While people often talk about the need for baseload, Tim points out there's likely to be enough baseload to meet the state's needs but not enough intermediate or peaking supply.
To understand what he's talking about it's useful to define the three categories of demand:
- Baseload - demand that's there all the time, night and day, this has historically been provided by coal-fired generation in NSW
- Intermediate - additional demand on top of baseload when commercial and industrial users are active, this is now supplemented by renewable energy like wind and solar
- Peaking - usually occurs on very hot days when everyone's air-conditioners get turned on at the same time, this is can be met by open cycle gas or pumped hydro
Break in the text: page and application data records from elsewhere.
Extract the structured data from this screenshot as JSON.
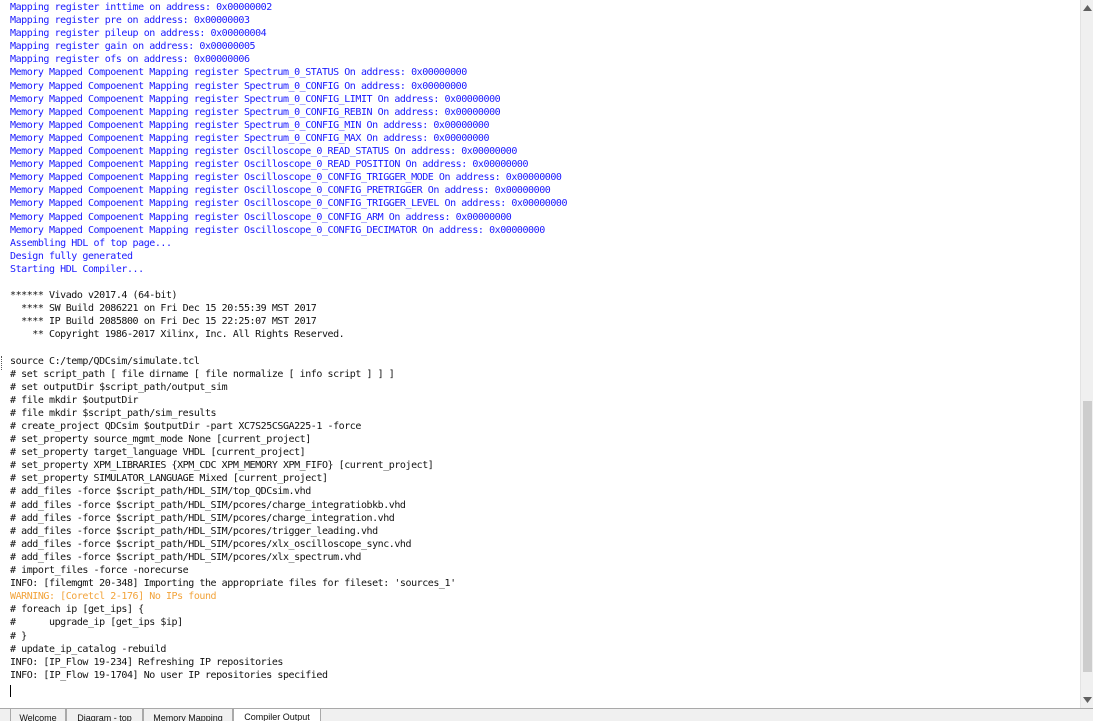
{
  "console": {
    "lines": [
      {
        "text": "Mapping register inttime on address: 0x00000002",
        "style": "blue"
      },
      {
        "text": "Mapping register pre on address: 0x00000003",
        "style": "blue"
      },
      {
        "text": "Mapping register pileup on address: 0x00000004",
        "style": "blue"
      },
      {
        "text": "Mapping register gain on address: 0x00000005",
        "style": "blue"
      },
      {
        "text": "Mapping register ofs on address: 0x00000006",
        "style": "blue"
      },
      {
        "text": "Memory Mapped Compoenent Mapping register Spectrum_0_STATUS On address: 0x00000000",
        "style": "blue"
      },
      {
        "text": "Memory Mapped Compoenent Mapping register Spectrum_0_CONFIG On address: 0x00000000",
        "style": "blue"
      },
      {
        "text": "Memory Mapped Compoenent Mapping register Spectrum_0_CONFIG_LIMIT On address: 0x00000000",
        "style": "blue"
      },
      {
        "text": "Memory Mapped Compoenent Mapping register Spectrum_0_CONFIG_REBIN On address: 0x00000000",
        "style": "blue"
      },
      {
        "text": "Memory Mapped Compoenent Mapping register Spectrum_0_CONFIG_MIN On address: 0x00000000",
        "style": "blue"
      },
      {
        "text": "Memory Mapped Compoenent Mapping register Spectrum_0_CONFIG_MAX On address: 0x00000000",
        "style": "blue"
      },
      {
        "text": "Memory Mapped Compoenent Mapping register Oscilloscope_0_READ_STATUS On address: 0x00000000",
        "style": "blue"
      },
      {
        "text": "Memory Mapped Compoenent Mapping register Oscilloscope_0_READ_POSITION On address: 0x00000000",
        "style": "blue"
      },
      {
        "text": "Memory Mapped Compoenent Mapping register Oscilloscope_0_CONFIG_TRIGGER_MODE On address: 0x00000000",
        "style": "blue"
      },
      {
        "text": "Memory Mapped Compoenent Mapping register Oscilloscope_0_CONFIG_PRETRIGGER On address: 0x00000000",
        "style": "blue"
      },
      {
        "text": "Memory Mapped Compoenent Mapping register Oscilloscope_0_CONFIG_TRIGGER_LEVEL On address: 0x00000000",
        "style": "blue"
      },
      {
        "text": "Memory Mapped Compoenent Mapping register Oscilloscope_0_CONFIG_ARM On address: 0x00000000",
        "style": "blue"
      },
      {
        "text": "Memory Mapped Compoenent Mapping register Oscilloscope_0_CONFIG_DECIMATOR On address: 0x00000000",
        "style": "blue"
      },
      {
        "text": "Assembling HDL of top page...",
        "style": "blue"
      },
      {
        "text": "Design fully generated",
        "style": "blue"
      },
      {
        "text": "Starting HDL Compiler...",
        "style": "blue"
      },
      {
        "text": "",
        "style": "black"
      },
      {
        "text": "****** Vivado v2017.4 (64-bit)",
        "style": "black"
      },
      {
        "text": "  **** SW Build 2086221 on Fri Dec 15 20:55:39 MST 2017",
        "style": "black"
      },
      {
        "text": "  **** IP Build 2085800 on Fri Dec 15 22:25:07 MST 2017",
        "style": "black"
      },
      {
        "text": "    ** Copyright 1986-2017 Xilinx, Inc. All Rights Reserved.",
        "style": "black"
      },
      {
        "text": "",
        "style": "black"
      },
      {
        "text": "source C:/temp/QDCsim/simulate.tcl",
        "style": "black"
      },
      {
        "text": "# set script_path [ file dirname [ file normalize [ info script ] ] ]",
        "style": "black"
      },
      {
        "text": "# set outputDir $script_path/output_sim",
        "style": "black"
      },
      {
        "text": "# file mkdir $outputDir",
        "style": "black"
      },
      {
        "text": "# file mkdir $script_path/sim_results",
        "style": "black"
      },
      {
        "text": "# create_project QDCsim $outputDir -part XC7S25CSGA225-1 -force",
        "style": "black"
      },
      {
        "text": "# set_property source_mgmt_mode None [current_project]",
        "style": "black"
      },
      {
        "text": "# set_property target_language VHDL [current_project]",
        "style": "black"
      },
      {
        "text": "# set_property XPM_LIBRARIES {XPM_CDC XPM_MEMORY XPM_FIFO} [current_project]",
        "style": "black"
      },
      {
        "text": "# set_property SIMULATOR_LANGUAGE Mixed [current_project]",
        "style": "black"
      },
      {
        "text": "# add_files -force $script_path/HDL_SIM/top_QDCsim.vhd",
        "style": "black"
      },
      {
        "text": "# add_files -force $script_path/HDL_SIM/pcores/charge_integratiobkb.vhd",
        "style": "black"
      },
      {
        "text": "# add_files -force $script_path/HDL_SIM/pcores/charge_integration.vhd",
        "style": "black"
      },
      {
        "text": "# add_files -force $script_path/HDL_SIM/pcores/trigger_leading.vhd",
        "style": "black"
      },
      {
        "text": "# add_files -force $script_path/HDL_SIM/pcores/xlx_oscilloscope_sync.vhd",
        "style": "black"
      },
      {
        "text": "# add_files -force $script_path/HDL_SIM/pcores/xlx_spectrum.vhd",
        "style": "black"
      },
      {
        "text": "# import_files -force -norecurse",
        "style": "black"
      },
      {
        "text": "INFO: [filemgmt 20-348] Importing the appropriate files for fileset: 'sources_1'",
        "style": "black"
      },
      {
        "text": "WARNING: [Coretcl 2-176] No IPs found",
        "style": "orange"
      },
      {
        "text": "# foreach ip [get_ips] {",
        "style": "black"
      },
      {
        "text": "#      upgrade_ip [get_ips $ip]",
        "style": "black"
      },
      {
        "text": "# }",
        "style": "black"
      },
      {
        "text": "# update_ip_catalog -rebuild",
        "style": "black"
      },
      {
        "text": "INFO: [IP_Flow 19-234] Refreshing IP repositories",
        "style": "black"
      },
      {
        "text": "INFO: [IP_Flow 19-1704] No user IP repositories specified",
        "style": "black"
      }
    ]
  },
  "scrollbar": {
    "up_icon": "triangle-up-icon",
    "down_icon": "triangle-down-icon",
    "thumb_start_fraction": 0.57,
    "thumb_size_fraction": 0.4
  },
  "tabs": [
    {
      "label": "Welcome",
      "active": false
    },
    {
      "label": "Diagram - top",
      "active": false
    },
    {
      "label": "Memory Mapping",
      "active": false
    },
    {
      "label": "Compiler Output",
      "active": true
    }
  ],
  "colors": {
    "info_text": "#1a1aff",
    "warning_text": "#f2a33a",
    "normal_text": "#111111"
  }
}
As you can see below, there's more baseload available than is needed, but when it comes to generation in the intermediate and peaking categories, New South Wales runs short.
Because intermediate and peaking demand varies, it's important that supply is also flexible. In the short-term that means open cycle gas turbines and longer term energy storage will come into its own with batteries and pumped hydro able to respond best to quickly changing demand.
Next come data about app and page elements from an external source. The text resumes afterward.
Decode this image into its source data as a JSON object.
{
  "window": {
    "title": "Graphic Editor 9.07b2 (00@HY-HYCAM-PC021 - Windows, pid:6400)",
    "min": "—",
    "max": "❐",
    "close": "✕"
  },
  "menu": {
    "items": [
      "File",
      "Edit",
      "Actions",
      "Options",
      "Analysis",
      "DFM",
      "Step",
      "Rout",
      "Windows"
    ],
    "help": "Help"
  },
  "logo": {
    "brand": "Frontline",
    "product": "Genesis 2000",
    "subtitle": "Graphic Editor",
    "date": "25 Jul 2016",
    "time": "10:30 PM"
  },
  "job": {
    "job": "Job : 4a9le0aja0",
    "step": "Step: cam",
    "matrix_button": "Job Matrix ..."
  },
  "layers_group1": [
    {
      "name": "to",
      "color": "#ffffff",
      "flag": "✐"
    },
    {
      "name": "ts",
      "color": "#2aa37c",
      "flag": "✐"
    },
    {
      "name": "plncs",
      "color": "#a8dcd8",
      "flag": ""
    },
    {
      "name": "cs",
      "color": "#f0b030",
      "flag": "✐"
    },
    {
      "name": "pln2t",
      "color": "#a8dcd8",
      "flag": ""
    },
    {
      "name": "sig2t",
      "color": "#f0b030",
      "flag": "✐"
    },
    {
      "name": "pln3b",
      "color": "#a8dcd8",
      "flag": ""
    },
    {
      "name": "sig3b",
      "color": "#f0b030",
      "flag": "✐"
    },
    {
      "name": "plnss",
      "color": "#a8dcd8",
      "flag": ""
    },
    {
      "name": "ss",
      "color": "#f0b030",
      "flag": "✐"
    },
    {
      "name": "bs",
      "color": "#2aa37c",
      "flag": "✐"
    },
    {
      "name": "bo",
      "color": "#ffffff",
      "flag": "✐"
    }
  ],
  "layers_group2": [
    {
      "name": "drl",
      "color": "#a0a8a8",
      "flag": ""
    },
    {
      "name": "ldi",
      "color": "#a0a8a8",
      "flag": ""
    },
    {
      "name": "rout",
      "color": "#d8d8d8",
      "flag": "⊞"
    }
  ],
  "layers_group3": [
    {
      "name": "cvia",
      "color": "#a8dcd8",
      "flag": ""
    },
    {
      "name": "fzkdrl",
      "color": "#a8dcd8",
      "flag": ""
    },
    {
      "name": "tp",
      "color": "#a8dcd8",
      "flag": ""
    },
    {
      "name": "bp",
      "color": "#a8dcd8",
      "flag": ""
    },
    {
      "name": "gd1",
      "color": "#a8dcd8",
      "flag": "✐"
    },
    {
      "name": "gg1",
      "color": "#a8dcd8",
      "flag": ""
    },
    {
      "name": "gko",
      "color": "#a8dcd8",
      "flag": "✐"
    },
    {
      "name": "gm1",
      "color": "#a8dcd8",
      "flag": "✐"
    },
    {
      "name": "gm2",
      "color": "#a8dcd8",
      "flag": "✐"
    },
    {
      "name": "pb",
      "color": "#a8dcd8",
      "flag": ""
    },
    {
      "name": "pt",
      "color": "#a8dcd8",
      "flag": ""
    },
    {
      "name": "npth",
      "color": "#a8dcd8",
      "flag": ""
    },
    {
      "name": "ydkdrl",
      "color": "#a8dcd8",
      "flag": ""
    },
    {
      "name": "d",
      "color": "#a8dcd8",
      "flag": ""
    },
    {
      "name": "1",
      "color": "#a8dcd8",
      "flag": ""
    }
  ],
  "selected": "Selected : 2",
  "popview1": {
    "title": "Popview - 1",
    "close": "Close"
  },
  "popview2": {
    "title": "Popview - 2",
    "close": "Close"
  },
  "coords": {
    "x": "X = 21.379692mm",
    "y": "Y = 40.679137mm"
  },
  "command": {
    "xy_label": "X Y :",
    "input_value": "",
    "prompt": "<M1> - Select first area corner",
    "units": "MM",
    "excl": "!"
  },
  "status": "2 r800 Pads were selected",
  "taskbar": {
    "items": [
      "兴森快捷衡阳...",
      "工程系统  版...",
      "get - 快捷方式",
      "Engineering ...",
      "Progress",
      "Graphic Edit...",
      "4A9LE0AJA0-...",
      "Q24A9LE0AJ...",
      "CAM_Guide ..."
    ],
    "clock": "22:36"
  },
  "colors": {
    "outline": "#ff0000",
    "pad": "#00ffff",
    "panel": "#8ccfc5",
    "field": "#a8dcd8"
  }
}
You can read Tim's article explaining it all in more detail on LinkedIn.